I don’t know what it is exactly. This blog is an enactment of my dream ‘tech journalist’ life, where I would travel the world seeing the future of gadgets and writing about them on the move. The keyboards are part of a never-ending quest to have a mobile device from which I can comfortably write wherever and whenever the moment takes me.
When I started the blog, it was the iPad that seemed to represent the best portable writer.
Smaller and lighter than my laptop, with amazing battery life and a screen comfortable enough to do simple word processing on, I went out and bought a Logitech wireless Bluetooth keyboard. Close to laptop keyboard size, the case doubled as a stand and I could type as fast as I do at my computer. It was great. But it’s not massively portable and I have to remember to have it on me.
Next up was the Zagg Profolio Plus keyboard. This wrapped the iPad up completely and turned it into a tiny laptop. Backlit keys and always present with the tablet meant strong portability, but over time, I missed having the iPad as, well, a tablet.
Brydge make a lovely iPad keyboard, essentially turning it into a miniature MacBook.
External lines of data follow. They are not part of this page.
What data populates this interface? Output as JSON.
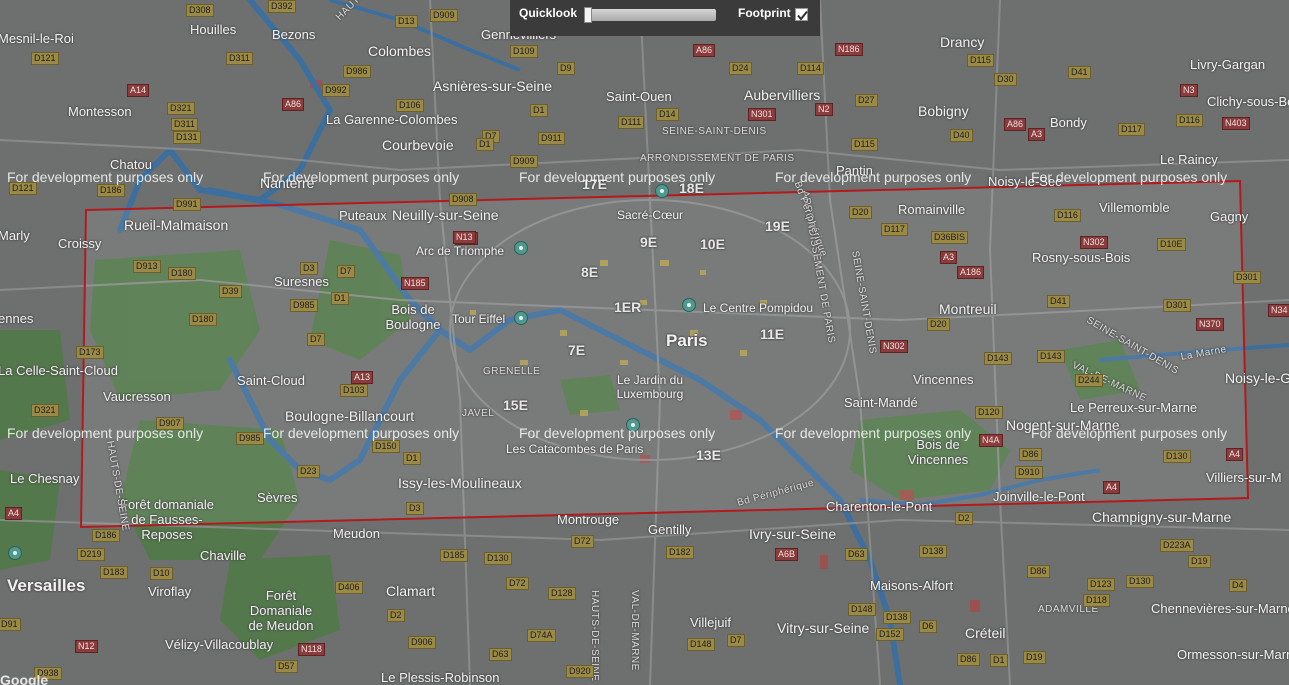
{
  "controls": {
    "quicklook_label": "Quicklook",
    "quicklook_value": 0,
    "footprint_label": "Footprint",
    "footprint_checked": true
  },
  "watermark": "For development purposes only",
  "cities": [
    {
      "t": "Mesnil-le-Roi"
    },
    {
      "t": "Houilles"
    },
    {
      "t": "Bezons"
    },
    {
      "t": "Colombes"
    },
    {
      "t": "Gennevilliers"
    },
    {
      "t": "Asnières-sur-Seine"
    },
    {
      "t": "Saint-Ouen"
    },
    {
      "t": "Aubervilliers"
    },
    {
      "t": "Drancy"
    },
    {
      "t": "Livry-Gargan"
    },
    {
      "t": "Clichy-sous-Bois"
    },
    {
      "t": "Montesson"
    },
    {
      "t": "La Garenne-Colombes"
    },
    {
      "t": "Bobigny"
    },
    {
      "t": "Bondy"
    },
    {
      "t": "Courbevoie"
    },
    {
      "t": "Chatou"
    },
    {
      "t": "Nanterre"
    },
    {
      "t": "Pantin"
    },
    {
      "t": "Le Raincy"
    },
    {
      "t": "Noisy-le-Sec"
    },
    {
      "t": "Rueil-Malmaison"
    },
    {
      "t": "Puteaux"
    },
    {
      "t": "Neuilly-sur-Seine"
    },
    {
      "t": "Romainville"
    },
    {
      "t": "Villemomble"
    },
    {
      "t": "Gagny"
    },
    {
      "t": "Croissy"
    },
    {
      "t": "Marly"
    },
    {
      "t": "Rosny-sous-Bois"
    },
    {
      "t": "Suresnes"
    },
    {
      "t": "Bois de Boulogne"
    },
    {
      "t": "Montreuil"
    },
    {
      "t": "ennes"
    },
    {
      "t": "Paris"
    },
    {
      "t": "La Celle-Saint-Cloud"
    },
    {
      "t": "Saint-Cloud"
    },
    {
      "t": "Vaucresson"
    },
    {
      "t": "Vincennes"
    },
    {
      "t": "Saint-Mandé"
    },
    {
      "t": "Noisy-le-G"
    },
    {
      "t": "Boulogne-Billancourt"
    },
    {
      "t": "Le Perreux-sur-Marne"
    },
    {
      "t": "Nogent-sur-Marne"
    },
    {
      "t": "Le Chesnay"
    },
    {
      "t": "Bois de Vincennes"
    },
    {
      "t": "Villiers-sur-M"
    },
    {
      "t": "Issy-les-Moulineaux"
    },
    {
      "t": "Sèvres"
    },
    {
      "t": "Forêt domaniale de Fausses-Reposes"
    },
    {
      "t": "Charenton-le-Pont"
    },
    {
      "t": "Joinville-le-Pont"
    },
    {
      "t": "Montrouge"
    },
    {
      "t": "Gentilly"
    },
    {
      "t": "Ivry-sur-Seine"
    },
    {
      "t": "Champigny-sur-Marne"
    },
    {
      "t": "Meudon"
    },
    {
      "t": "Chaville"
    },
    {
      "t": "Versailles"
    },
    {
      "t": "Viroflay"
    },
    {
      "t": "Clamart"
    },
    {
      "t": "Maisons-Alfort"
    },
    {
      "t": "Forêt Domaniale de Meudon"
    },
    {
      "t": "Villejuif"
    },
    {
      "t": "Vitry-sur-Seine"
    },
    {
      "t": "Créteil"
    },
    {
      "t": "Chennevières-sur-Marne"
    },
    {
      "t": "Vélizy-Villacoublay"
    },
    {
      "t": "Ormesson-sur-Marne"
    },
    {
      "t": "Le Plessis-Robinson"
    }
  ],
  "arrondissements": [
    "17E",
    "18E",
    "9E",
    "10E",
    "19E",
    "8E",
    "1ER",
    "11E",
    "7E",
    "15E",
    "13E"
  ],
  "districts": [
    "ARRONDISSEMENT DE PARIS",
    "SEINE-SAINT-DENIS",
    "ARRONDISSEMENT DE PARIS",
    "SEINE-SAINT-DENIS",
    "SEINE-SAINT-DENIS",
    "VAL-DE-MARNE",
    "HAUTS-DE-SEINE",
    "HAUTS-DE-SEINE",
    "GRENELLE",
    "JAVEL",
    "ADAMVILLE",
    "HAUTS-DE-SEINE",
    "VAL-DE-MARNE",
    "Bd Périphérique",
    "Bd Périphérique",
    "La Marne"
  ],
  "pois": [
    "Sacré-Cœur",
    "Arc de Triomphe",
    "Le Centre Pompidou",
    "Tour Eiffel",
    "Le Jardin du Luxembourg",
    "Les Catacombes de Paris"
  ],
  "roads": [
    "D308",
    "D392",
    "D13",
    "D909",
    "D311",
    "N13",
    "D121",
    "D986",
    "D992",
    "D109",
    "D9",
    "A86",
    "D24",
    "D114",
    "N186",
    "D115",
    "D30",
    "D41",
    "N3",
    "D106",
    "D1",
    "A14",
    "D321",
    "A86",
    "D311",
    "D131",
    "D7",
    "D911",
    "D111",
    "D14",
    "N301",
    "N2",
    "D27",
    "D40",
    "A86",
    "A3",
    "D117",
    "D116",
    "N403",
    "D186",
    "D1",
    "N302",
    "D121",
    "D909",
    "D115",
    "D20",
    "D117",
    "D116",
    "D991",
    "D908",
    "N13",
    "D36BIS",
    "A3",
    "D10E",
    "D913",
    "D180",
    "D3",
    "D7",
    "N185",
    "A186",
    "D301",
    "D39",
    "D985",
    "D1",
    "D41",
    "D301",
    "N34",
    "D180",
    "D7",
    "N370",
    "D173",
    "D20",
    "N302",
    "D143",
    "D143",
    "D244",
    "A13",
    "D103",
    "D321",
    "D907",
    "D120",
    "D985",
    "D150",
    "D1",
    "N4A",
    "D86",
    "D130",
    "A4",
    "D23",
    "D910",
    "A4",
    "D3",
    "D2",
    "A4",
    "D186",
    "D182",
    "A6B",
    "D223A",
    "D219",
    "D185",
    "D130",
    "D72",
    "D63",
    "D138",
    "D19",
    "D183",
    "D10",
    "D406",
    "D128",
    "D86",
    "D123",
    "D130",
    "D4",
    "D72",
    "D118",
    "D91",
    "D2",
    "N118",
    "D148",
    "D138",
    "D6",
    "D74A",
    "N12",
    "D906",
    "D63",
    "D148",
    "D7",
    "D152",
    "D57",
    "D920",
    "D938",
    "D86",
    "D1",
    "D19"
  ],
  "footprint": {
    "corners_note": "quadrilateral footprint"
  }
}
This is still my go-to keyboard for the iPad, as it’s very easy to un-dock when I want my tablet back in hand – but then it was the iPad’s turn to feel a little less portable.
Smartphones have gotten bigger and more powerful. My Samsung Note 3, running a custom ROM is so fast, I’ll often pick it up ahead of the iPad 3, both at home and out and about.
With a 5.7” screen, it’s small enough to be comfortable in my pocket, yet big enough to do some light document editing and draft the odd blog post – wherever I happen to be. A step closer to the dream? Maybe. Definitely justifies a new keyboard!
So what did I buy this time? I bought this.
Folding keyboards came of age in the late nineties and early noughties when Palm PDAs were all the range. The folding keyboards that you could buy for those were great, but very expensive. They weren’t even wireless. This Bluetooth one set me back only £15 and it’s great!
It will fit in your trouser pocket, but chunky girth and sharp corners won’t flatter your look. But it’s easily lost in a coat pocket or a bag and it’s very light indeed. A tick in the portability box!
Once it's been through the initial Bluetooth pairing process with your phone (a simple press of ‘Fn’ and ‘C’ will sort that out) and opening the keyboard out switches it on and connects it to the phone within a couple of seconds.
It’s well made for such a cheap keyboard. The outer case is aluminium and the hinges fold the keyboard out completely flat. Try and bend it and it probably will, but that's true of some much more expensive gadgets too!
A lot of folding keyboards at this end of the market fold down the middle, which often results in an ugly and uncomfortable split spacebar – this keyboard looks solid and complete with the two ‘seams’ barely visible.
It’s not perfect and this is definitely not a solution for writing on your lap. There is nothing to hold the hinges in the open position. Rather it’s designed to be stable on a flat surface like a table top. Four small rubber feet keep it from slipping around and the keys are a good size with decent travel. If you’re used to laptop keyboards, you’ll adjust to this in no time. The only real compromise that’s been made is that the outer keys, if pressed hard, can cause the keyboard to lift up, as there are no feet directly outside the farthest edges.
I’m thrilled with it. There are media keys as second functions across the top row and a home key gets you back to your gadget’s main menu if you want to switch between apps. There are even ‘cut’, ‘copy’ and ‘paste’ keys which really help speed up the document editing, without having to reach out to the touch-screen. The keys themselves are well sized and spaced and have a decent amount of travel although I must admit, whilst I was adjusting to the keyboard, I did wish the backspace key were a little larger.
Whist I doubt that I’ll be writing every blog post this way and I highly doubt this will be the last keyboard I buy (that’s an everlasting crusade). I can recommend this folding keyboard as the one to keep in your bag at all times.
The EC Technology Folding Keyboard is cheap, light and portable. Even if you don’t fancy getting productive with your documents on the move, you’ll easily be able to keep up with WhatsApp and Facebook conversations instead. And nearly as fast as you would on your laptop!